===== DATA =====

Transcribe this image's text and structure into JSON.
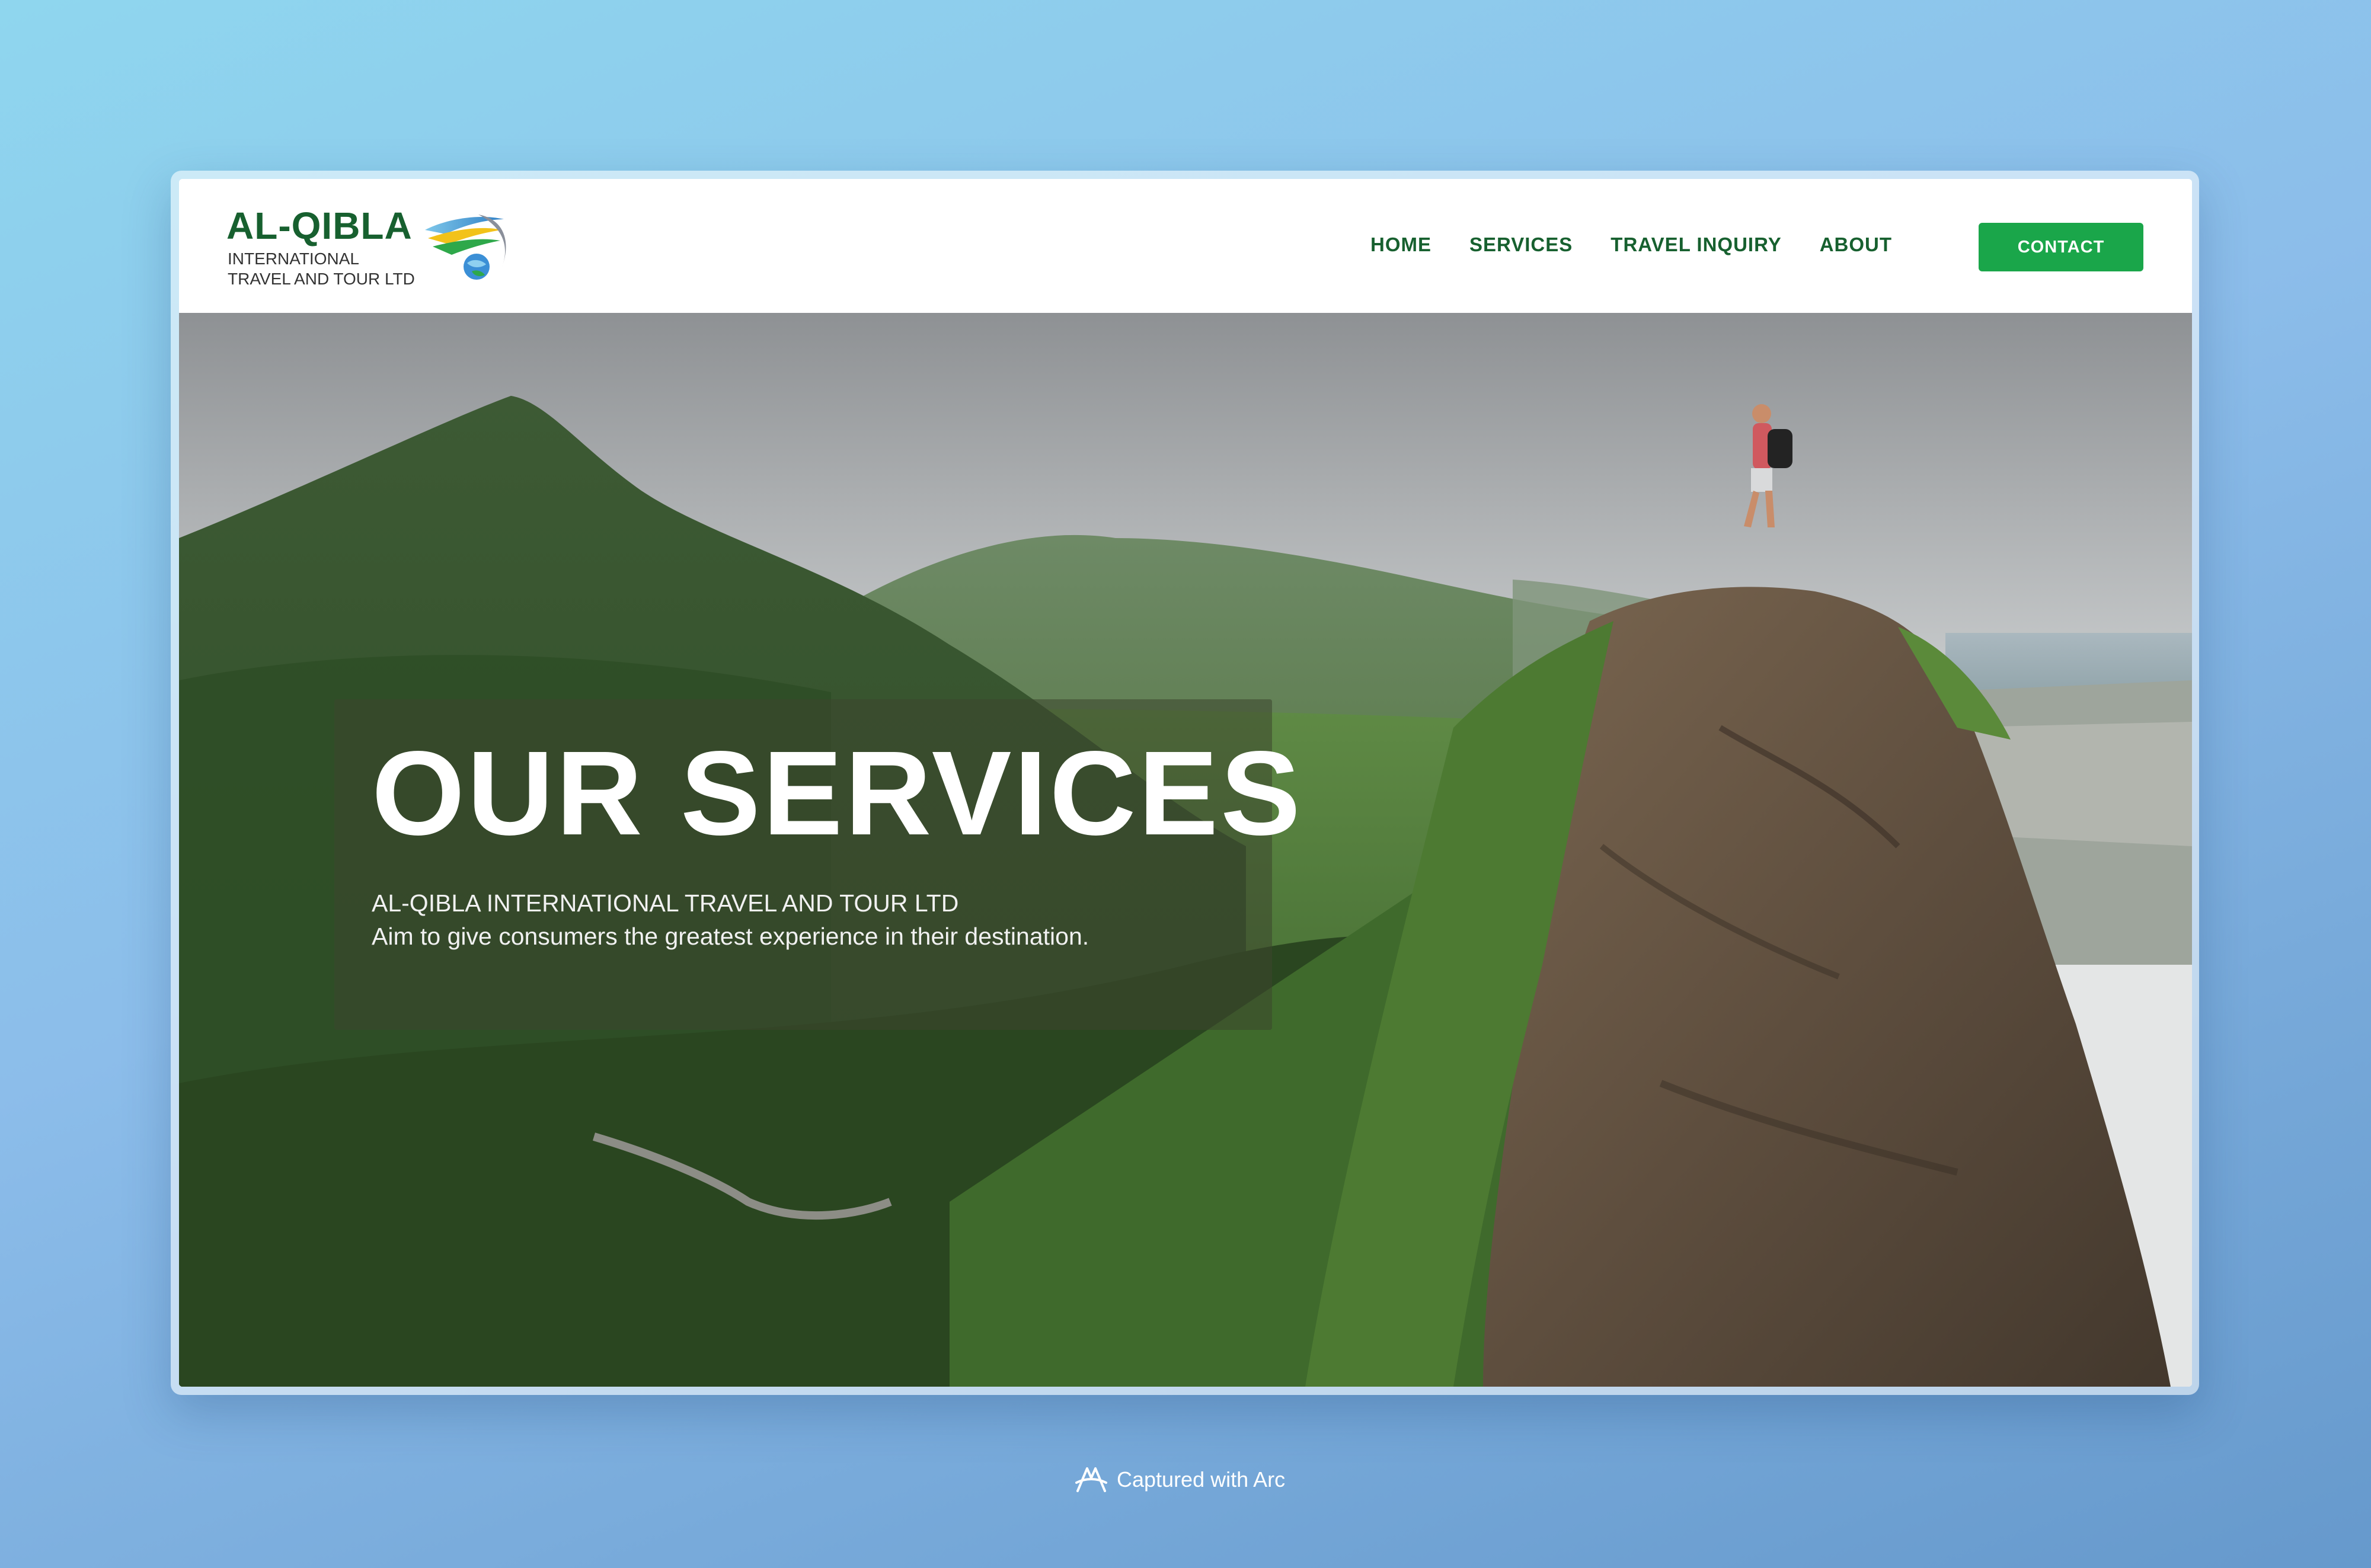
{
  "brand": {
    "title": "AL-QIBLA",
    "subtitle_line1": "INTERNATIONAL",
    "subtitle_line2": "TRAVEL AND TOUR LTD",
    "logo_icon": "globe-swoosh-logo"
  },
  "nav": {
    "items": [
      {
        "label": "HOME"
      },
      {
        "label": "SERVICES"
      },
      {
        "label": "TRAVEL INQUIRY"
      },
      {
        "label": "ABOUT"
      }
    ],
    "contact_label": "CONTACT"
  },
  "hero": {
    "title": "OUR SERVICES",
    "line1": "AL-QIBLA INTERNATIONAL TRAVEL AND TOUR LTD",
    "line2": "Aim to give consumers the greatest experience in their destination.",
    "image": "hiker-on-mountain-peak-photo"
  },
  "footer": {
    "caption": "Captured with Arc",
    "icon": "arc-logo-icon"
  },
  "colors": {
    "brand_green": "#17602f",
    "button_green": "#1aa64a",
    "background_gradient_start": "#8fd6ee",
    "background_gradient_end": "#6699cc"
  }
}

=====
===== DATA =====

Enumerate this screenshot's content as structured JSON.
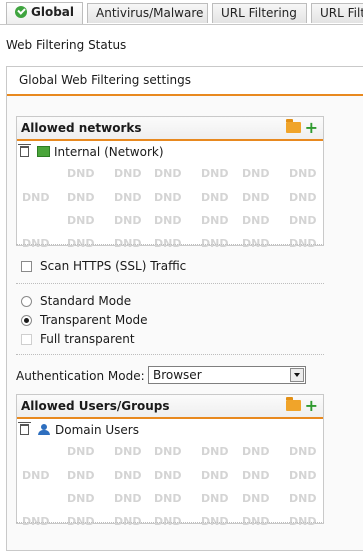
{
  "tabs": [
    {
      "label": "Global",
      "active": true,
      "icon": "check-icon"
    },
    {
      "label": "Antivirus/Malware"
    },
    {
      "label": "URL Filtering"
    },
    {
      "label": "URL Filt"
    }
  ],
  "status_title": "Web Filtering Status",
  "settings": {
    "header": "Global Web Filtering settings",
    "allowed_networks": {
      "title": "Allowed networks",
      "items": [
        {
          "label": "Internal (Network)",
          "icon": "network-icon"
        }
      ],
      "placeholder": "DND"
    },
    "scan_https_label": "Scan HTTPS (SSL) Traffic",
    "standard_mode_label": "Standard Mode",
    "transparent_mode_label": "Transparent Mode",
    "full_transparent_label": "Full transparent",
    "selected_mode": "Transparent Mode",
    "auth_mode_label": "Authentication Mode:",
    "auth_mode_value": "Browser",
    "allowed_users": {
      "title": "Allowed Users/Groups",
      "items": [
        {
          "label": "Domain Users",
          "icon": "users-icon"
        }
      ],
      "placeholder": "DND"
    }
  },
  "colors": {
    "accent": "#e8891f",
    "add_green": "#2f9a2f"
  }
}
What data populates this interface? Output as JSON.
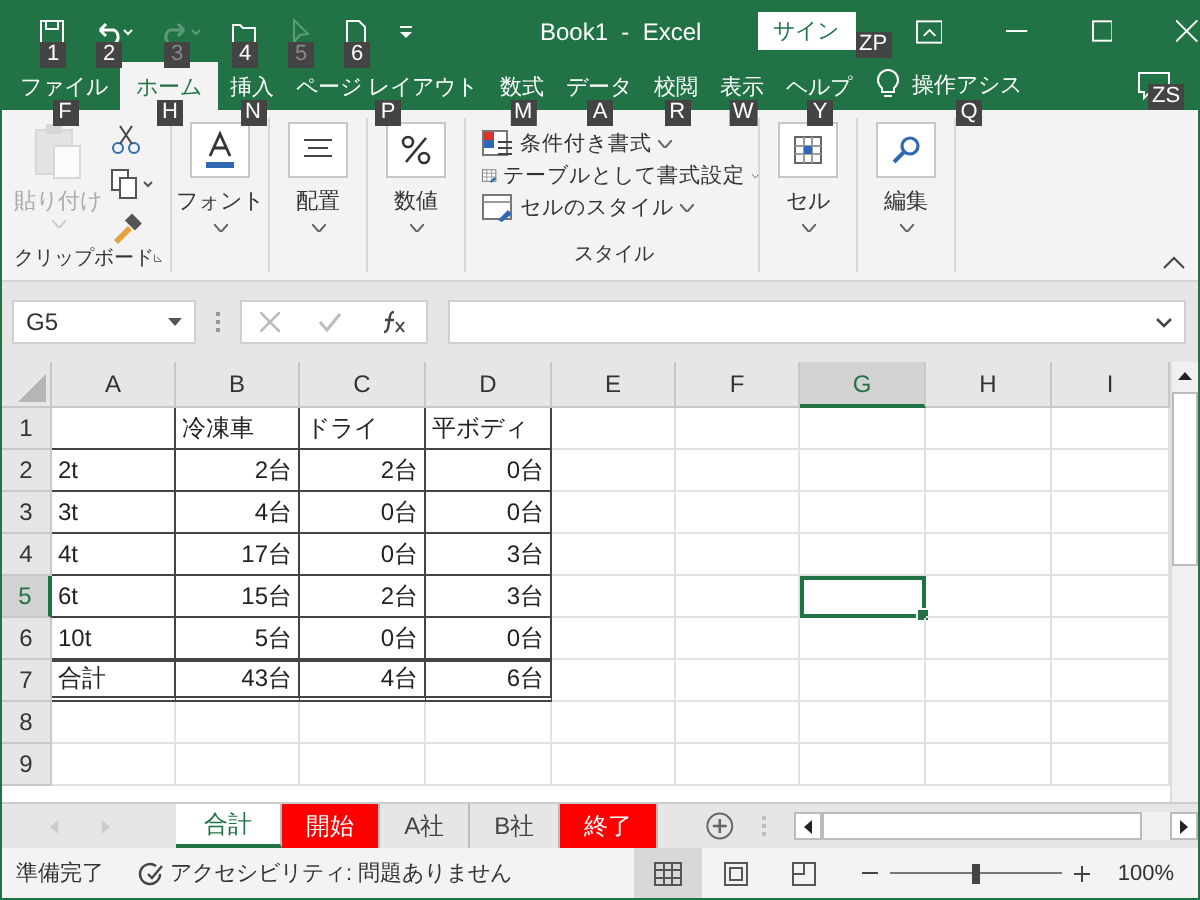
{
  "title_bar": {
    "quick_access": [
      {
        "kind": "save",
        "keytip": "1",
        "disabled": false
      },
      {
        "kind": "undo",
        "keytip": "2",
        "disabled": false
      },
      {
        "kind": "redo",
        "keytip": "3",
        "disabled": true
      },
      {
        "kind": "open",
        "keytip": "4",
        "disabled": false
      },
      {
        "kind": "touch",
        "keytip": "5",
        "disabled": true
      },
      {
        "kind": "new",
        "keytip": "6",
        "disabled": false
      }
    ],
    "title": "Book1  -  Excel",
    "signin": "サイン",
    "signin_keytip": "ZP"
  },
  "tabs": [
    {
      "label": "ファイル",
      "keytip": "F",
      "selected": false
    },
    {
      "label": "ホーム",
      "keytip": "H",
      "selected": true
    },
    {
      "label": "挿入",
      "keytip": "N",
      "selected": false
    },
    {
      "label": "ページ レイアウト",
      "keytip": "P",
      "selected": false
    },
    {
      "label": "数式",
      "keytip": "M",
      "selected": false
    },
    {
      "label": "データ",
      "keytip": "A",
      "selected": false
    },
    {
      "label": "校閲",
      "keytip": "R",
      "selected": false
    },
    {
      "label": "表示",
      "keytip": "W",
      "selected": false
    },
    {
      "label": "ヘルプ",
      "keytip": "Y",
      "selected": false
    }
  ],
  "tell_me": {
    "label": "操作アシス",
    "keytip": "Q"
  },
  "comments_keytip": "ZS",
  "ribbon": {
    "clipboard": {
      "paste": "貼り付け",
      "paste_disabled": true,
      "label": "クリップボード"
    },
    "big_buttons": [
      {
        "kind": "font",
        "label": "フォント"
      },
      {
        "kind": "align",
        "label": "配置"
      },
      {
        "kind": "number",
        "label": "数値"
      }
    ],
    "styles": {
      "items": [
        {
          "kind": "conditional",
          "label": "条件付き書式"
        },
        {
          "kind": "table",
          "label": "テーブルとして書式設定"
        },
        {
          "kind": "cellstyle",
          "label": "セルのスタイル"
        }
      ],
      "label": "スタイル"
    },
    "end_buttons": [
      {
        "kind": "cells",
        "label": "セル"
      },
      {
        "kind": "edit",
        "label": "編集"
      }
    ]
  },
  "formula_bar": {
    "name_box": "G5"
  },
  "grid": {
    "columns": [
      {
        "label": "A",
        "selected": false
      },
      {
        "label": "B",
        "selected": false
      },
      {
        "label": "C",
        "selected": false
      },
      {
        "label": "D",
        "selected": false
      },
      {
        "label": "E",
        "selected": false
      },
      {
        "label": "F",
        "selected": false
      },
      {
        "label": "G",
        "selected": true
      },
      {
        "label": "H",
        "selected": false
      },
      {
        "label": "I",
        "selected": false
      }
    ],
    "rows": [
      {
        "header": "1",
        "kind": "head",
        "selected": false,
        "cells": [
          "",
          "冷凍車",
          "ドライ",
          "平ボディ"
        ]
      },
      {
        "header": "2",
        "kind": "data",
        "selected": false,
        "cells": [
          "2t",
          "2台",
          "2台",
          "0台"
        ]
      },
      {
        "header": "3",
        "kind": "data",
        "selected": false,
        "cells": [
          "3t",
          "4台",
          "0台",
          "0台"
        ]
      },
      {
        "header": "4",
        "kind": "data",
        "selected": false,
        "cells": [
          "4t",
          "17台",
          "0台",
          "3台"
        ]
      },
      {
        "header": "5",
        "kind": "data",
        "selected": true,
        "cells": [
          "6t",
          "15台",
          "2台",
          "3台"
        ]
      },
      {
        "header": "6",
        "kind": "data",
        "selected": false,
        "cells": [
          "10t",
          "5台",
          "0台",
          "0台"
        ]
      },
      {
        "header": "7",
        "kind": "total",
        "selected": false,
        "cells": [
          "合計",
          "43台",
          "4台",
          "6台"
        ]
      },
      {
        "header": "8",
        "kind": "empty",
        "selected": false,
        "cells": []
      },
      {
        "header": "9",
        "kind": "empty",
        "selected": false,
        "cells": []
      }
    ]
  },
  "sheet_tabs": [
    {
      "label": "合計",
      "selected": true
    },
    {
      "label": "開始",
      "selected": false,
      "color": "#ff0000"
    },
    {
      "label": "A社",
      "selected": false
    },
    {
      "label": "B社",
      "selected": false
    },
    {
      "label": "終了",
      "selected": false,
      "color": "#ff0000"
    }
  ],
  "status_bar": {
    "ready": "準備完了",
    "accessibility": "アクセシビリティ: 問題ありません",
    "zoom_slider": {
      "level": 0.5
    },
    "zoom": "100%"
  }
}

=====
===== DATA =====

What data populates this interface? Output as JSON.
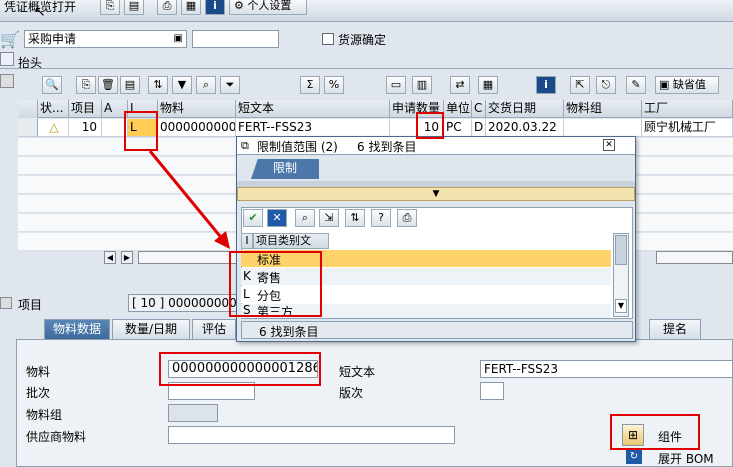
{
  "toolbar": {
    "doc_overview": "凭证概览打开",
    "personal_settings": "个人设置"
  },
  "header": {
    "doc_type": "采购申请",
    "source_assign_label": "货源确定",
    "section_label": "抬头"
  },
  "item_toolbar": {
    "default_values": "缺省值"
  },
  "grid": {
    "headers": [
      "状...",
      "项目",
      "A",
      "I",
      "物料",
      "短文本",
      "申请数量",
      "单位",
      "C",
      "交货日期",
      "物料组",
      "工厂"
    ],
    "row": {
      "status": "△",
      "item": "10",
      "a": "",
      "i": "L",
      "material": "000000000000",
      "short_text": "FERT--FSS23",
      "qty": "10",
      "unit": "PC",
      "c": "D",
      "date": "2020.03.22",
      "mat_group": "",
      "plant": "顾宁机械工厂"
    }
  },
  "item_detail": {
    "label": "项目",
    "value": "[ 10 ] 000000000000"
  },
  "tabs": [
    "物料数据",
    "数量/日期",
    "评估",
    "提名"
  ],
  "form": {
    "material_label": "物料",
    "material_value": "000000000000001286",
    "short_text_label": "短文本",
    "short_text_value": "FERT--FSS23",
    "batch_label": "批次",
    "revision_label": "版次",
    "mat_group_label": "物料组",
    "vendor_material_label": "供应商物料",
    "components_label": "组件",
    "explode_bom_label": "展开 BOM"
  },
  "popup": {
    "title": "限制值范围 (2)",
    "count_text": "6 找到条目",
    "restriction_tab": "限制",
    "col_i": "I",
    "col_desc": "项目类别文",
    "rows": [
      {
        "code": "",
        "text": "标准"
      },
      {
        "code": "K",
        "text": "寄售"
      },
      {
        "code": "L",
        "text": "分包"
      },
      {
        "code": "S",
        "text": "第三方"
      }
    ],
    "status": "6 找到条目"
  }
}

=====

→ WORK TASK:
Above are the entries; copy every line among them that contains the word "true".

→ RESULT OF THE EXERCISE:
      "active": true,
        "disabled": true
        "disabled": true
      "selected": true
      "paste_disabled": true,
        "selected": true
        "selected": true,
      "selected": true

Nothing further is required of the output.